- Pill bugs have three body parts, seven pairs of legs, two antennae and two eyes. They are ¼ to ½ of an inch in length and can roll into a ball when frightened. These are great facts to discover with your children. Bring out the magnifying glasses!
- Pill bugs are actually not bugs, they are crustaceans. They are related to shrimp and crayfish, breathe with gills, and need humidity or moisture to survive. You can explore other types of crustaceans with children as well.
- The pill bug goes through two stages of development: egg and adult. The female can lay up to 100 eggs, which are held in a pouch (like a kangaroo). After about two months as an egg, they hatch and emerge as a tiny adult. They grow by molting (shedding their skin) and can live up to three years. Good information to research with children. Try checking out a book about pill bugs.
You can explore habitats of all kinds of animals, bugs, or crustaceans. Try creating a roly poly habitat with children out of found materials. However, you also want to help children respect animals and their natural habitats. So make sure they know you ALWAYS put animals back in their natural habitats at the end of every day.
Explore your neighborhood or back yard if available and find leaf or petals, then once inside have fun with these 5 activities
- SORTING: Ask the children to sort the leaves and petals any way they want and then explain to the other children what their sorting rule was. (For example, one child might sort by color while another sorts by shape).
- COUNTING: Count the leaves and petals that each child has collected, or the number of leaves or petals in each category from the sorting activity above.
- RUBBING: Create leaf rubbing by placing paper on top of a leaf with the vein side up and using the side of a peeled crayon to rub over the leaf onto the paper and reveal the vein pattern.
- PRESSING: Have children arrange leaves and petals on a piece of waxed paper and place another sheet of waxed paper over the top.

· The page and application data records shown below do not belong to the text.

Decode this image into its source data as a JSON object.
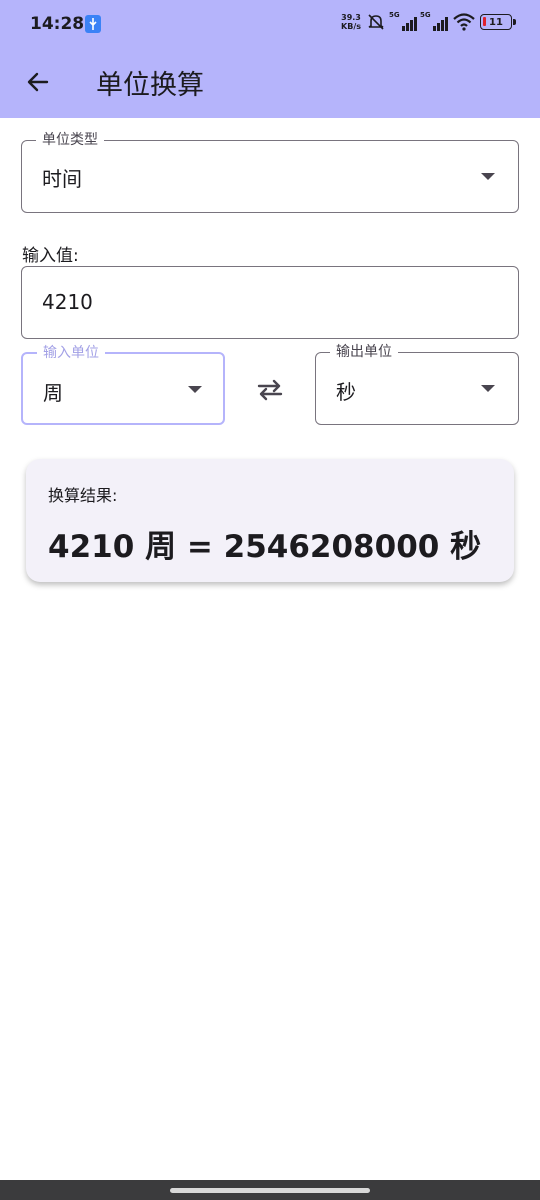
{
  "status_bar": {
    "time": "14:28",
    "net_speed_value": "39.3",
    "net_speed_unit": "KB/s",
    "signal1_label": "5G",
    "signal2_label": "5G",
    "battery_level": "11"
  },
  "app_bar": {
    "title": "单位换算",
    "back_icon": "arrow-back-icon"
  },
  "unit_type": {
    "label": "单位类型",
    "value": "时间"
  },
  "input": {
    "label": "输入值:",
    "value": "4210"
  },
  "input_unit": {
    "label": "输入单位",
    "value": "周"
  },
  "output_unit": {
    "label": "输出单位",
    "value": "秒"
  },
  "result": {
    "label": "换算结果:",
    "text": "4210 周 = 2546208000 秒"
  },
  "colors": {
    "accent": "#b5b4fb",
    "card_bg": "#f3f1f9",
    "battery_low": "#e0202c"
  }
}
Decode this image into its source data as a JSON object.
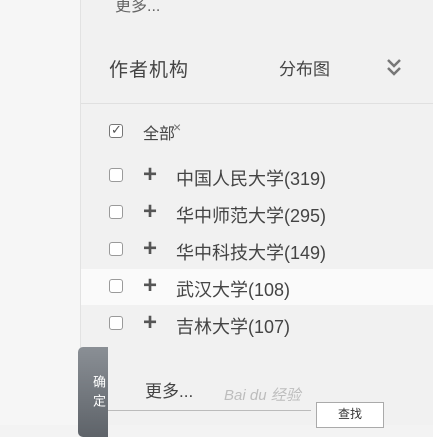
{
  "panel": {
    "top_more": "更多...",
    "header": {
      "title": "作者机构",
      "distribution_label": "分布图",
      "collapse_glyph": "«"
    },
    "all_item": {
      "label": "全部",
      "checked": true,
      "close_glyph": "×"
    },
    "institutions": [
      {
        "label": "中国人民大学(319)"
      },
      {
        "label": "华中师范大学(295)"
      },
      {
        "label": "华中科技大学(149)"
      },
      {
        "label": "武汉大学(108)"
      },
      {
        "label": "吉林大学(107)"
      }
    ],
    "more_label": "更多...",
    "search_button": "查找",
    "float_tab": "确定"
  },
  "watermark": "Bai du 经验",
  "colors": {
    "panel_bg": "#f1f1f1",
    "float_tab": "#6f747a"
  }
}
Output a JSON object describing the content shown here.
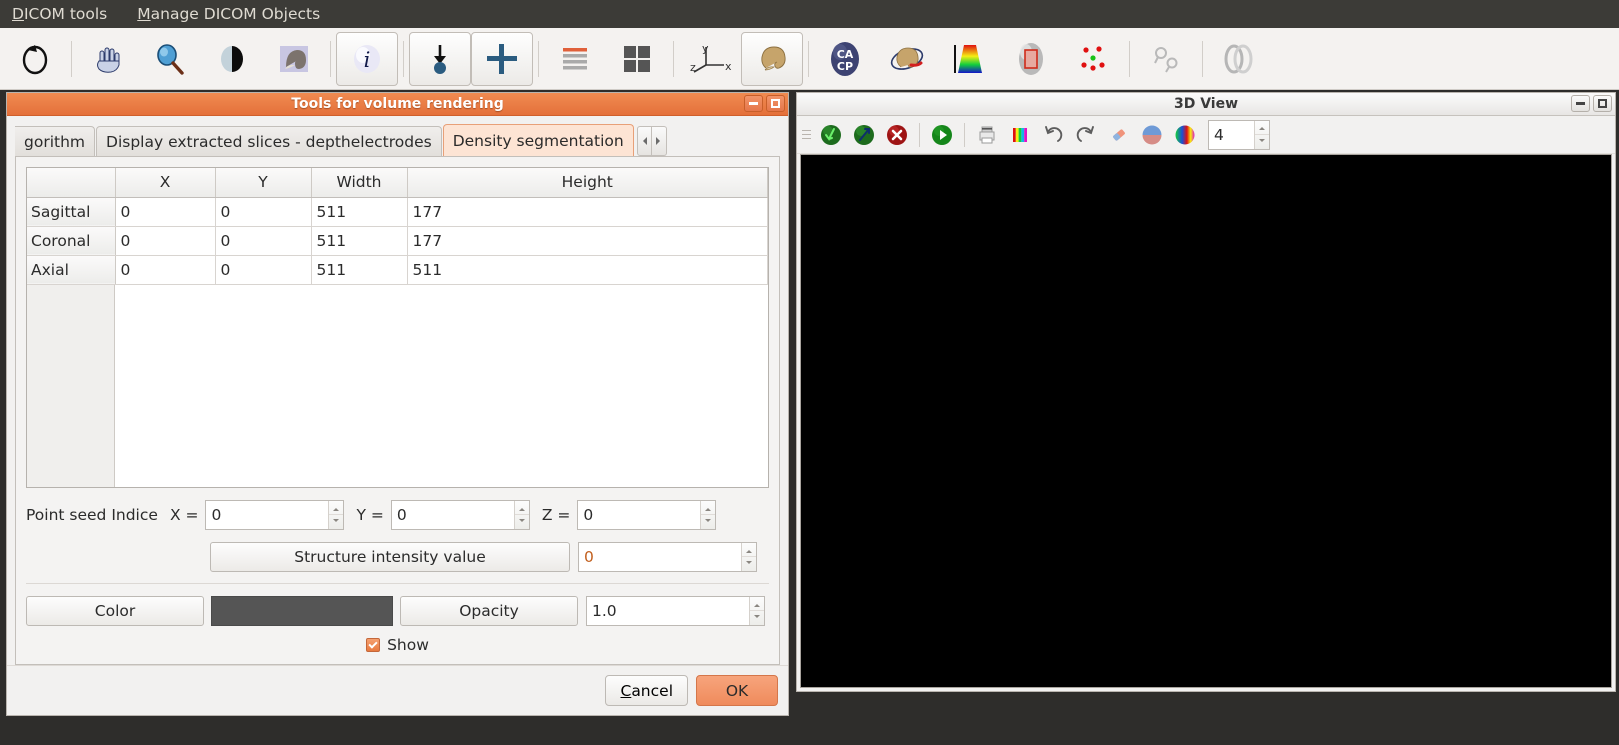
{
  "menubar": {
    "items": [
      {
        "name": "dicom-tools",
        "label": "DICOM tools",
        "accel": "D",
        "rest": "ICOM tools"
      },
      {
        "name": "manage-dicom-objects",
        "label": "Manage DICOM Objects",
        "accel": "M",
        "rest": "anage DICOM Objects"
      }
    ]
  },
  "toolbar": {
    "buttons": [
      {
        "icon": "rotate-icon",
        "label": "Rotate"
      },
      {
        "icon": "pan-hand-icon",
        "label": "Pan"
      },
      {
        "icon": "zoom-magnifier-icon",
        "label": "Zoom"
      },
      {
        "icon": "window-level-contrast-icon",
        "label": "Window level"
      },
      {
        "icon": "volume-render-icon",
        "label": "Volume rendering"
      },
      {
        "icon": "info-icon",
        "label": "Information"
      },
      {
        "icon": "seed-point-icon",
        "label": "Seed point"
      },
      {
        "icon": "crosshair-icon",
        "label": "Crosshair"
      },
      {
        "icon": "single-layout-icon",
        "label": "Single layout"
      },
      {
        "icon": "quad-layout-icon",
        "label": "Quad layout"
      },
      {
        "icon": "axes-orientation-icon",
        "label": "Axes orientation"
      },
      {
        "icon": "skull-3d-icon",
        "label": "3D skull view"
      },
      {
        "icon": "ca-cp-icon",
        "label": "CA CP",
        "text": "CA\nCP"
      },
      {
        "icon": "skull-rotation-icon",
        "label": "Skull rotation"
      },
      {
        "icon": "colormap-ramp-icon",
        "label": "Color map"
      },
      {
        "icon": "roi-box-icon",
        "label": "Region of interest"
      },
      {
        "icon": "points-cloud-icon",
        "label": "Point cloud"
      },
      {
        "icon": "registration-icon",
        "label": "Registration"
      },
      {
        "icon": "fusion-rings-icon",
        "label": "Image fusion"
      }
    ],
    "pressed": [
      "info-icon",
      "seed-point-icon",
      "crosshair-icon",
      "skull-3d-icon"
    ]
  },
  "dialog": {
    "title": "Tools for volume rendering",
    "window_buttons": {
      "minimize": "minimize-button",
      "maximize": "maximize-button"
    },
    "tabs": [
      {
        "label": "gorithm",
        "selected": false,
        "clipped": true
      },
      {
        "label": "Display extracted slices - depthelectrodes",
        "selected": false,
        "clipped": false
      },
      {
        "label": "Density segmentation",
        "selected": true,
        "clipped": false
      }
    ],
    "table": {
      "corner": "",
      "columns": [
        "X",
        "Y",
        "Width",
        "Height"
      ],
      "rows": [
        {
          "header": "Sagittal",
          "cells": [
            "0",
            "0",
            "511",
            "177"
          ]
        },
        {
          "header": "Coronal",
          "cells": [
            "0",
            "0",
            "511",
            "177"
          ]
        },
        {
          "header": "Axial",
          "cells": [
            "0",
            "0",
            "511",
            "511"
          ]
        }
      ]
    },
    "seed": {
      "label": "Point seed Indice",
      "x_label": "X =",
      "x_value": "0",
      "y_label": "Y =",
      "y_value": "0",
      "z_label": "Z =",
      "z_value": "0"
    },
    "intensity": {
      "button_label": "Structure intensity value",
      "value": "0"
    },
    "appearance": {
      "color_button": "Color",
      "color_swatch": "#555555",
      "opacity_button": "Opacity",
      "opacity_value": "1.0"
    },
    "show": {
      "label": "Show",
      "checked": true
    },
    "footer": {
      "cancel": {
        "label": "Cancel",
        "accel": "C",
        "pre": "",
        "rest": "ancel"
      },
      "ok": {
        "label": "OK"
      }
    }
  },
  "view3d": {
    "title": "3D View",
    "window_buttons": {
      "minimize": "minimize-button",
      "maximize": "maximize-button"
    },
    "toolbar": [
      {
        "icon": "green-sphere-down-arrow-icon",
        "label": "Load down"
      },
      {
        "icon": "green-sphere-up-arrow-icon",
        "label": "Load up"
      },
      {
        "icon": "red-close-sphere-icon",
        "label": "Remove"
      },
      {
        "icon": "green-play-sphere-icon",
        "label": "Play"
      },
      {
        "icon": "printer-icon",
        "label": "Print"
      },
      {
        "icon": "color-bars-icon",
        "label": "Color bars"
      },
      {
        "icon": "undo-icon",
        "label": "Undo"
      },
      {
        "icon": "redo-icon",
        "label": "Redo"
      },
      {
        "icon": "eraser-icon",
        "label": "Eraser"
      },
      {
        "icon": "half-sphere-icon",
        "label": "Shading"
      },
      {
        "icon": "rainbow-sphere-icon",
        "label": "Color sphere"
      }
    ],
    "spin_value": "4"
  },
  "colors": {
    "accent": "#e8793f",
    "titlebar_active": "#e4703a",
    "tab_selected_bg": "#fde4d4",
    "canvas": "#000000",
    "desktop": "#2e2d2b",
    "menubar": "#3c3b37"
  }
}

A grown up can use an iron to press the waxed paper pieces together sealing the leaves inside. (Clear contact paper could also be used).
- CREATING: Children can glue leaves and petals to paper in arrangements that look like insects, animals, birds, or whatever they imagine. They can use markers to add details to their creation.
Do you have a fence in your yard?
If you do, you can give children yarn, fabric scraps, streamers, paper strips, and more, to create a weaving in the fence. After children have a chance to explore and get the idea about how to weave the material in the fence openings, you can encourage them to create patterns or scenes.
Goal: Children will refine fine motor skills while creating a pattern through weaving.
Make homemade bubble solution with liquid dish soap and water. Start with a cup of water and a tablespoon or two of dish soap (Dawn seems to be the most popular choice for making bubble solution) and mix. You can add a little corn syrup or dissolve some sugar in the water to make the bubbles last longer. You can use wands you already have or children can create their own with pipe cleaners or flexible wire.
Goal: Children will experiment with creating bubbles that are different sizes and observe changes from the bubble solution to bubbles to bubbles as they pop.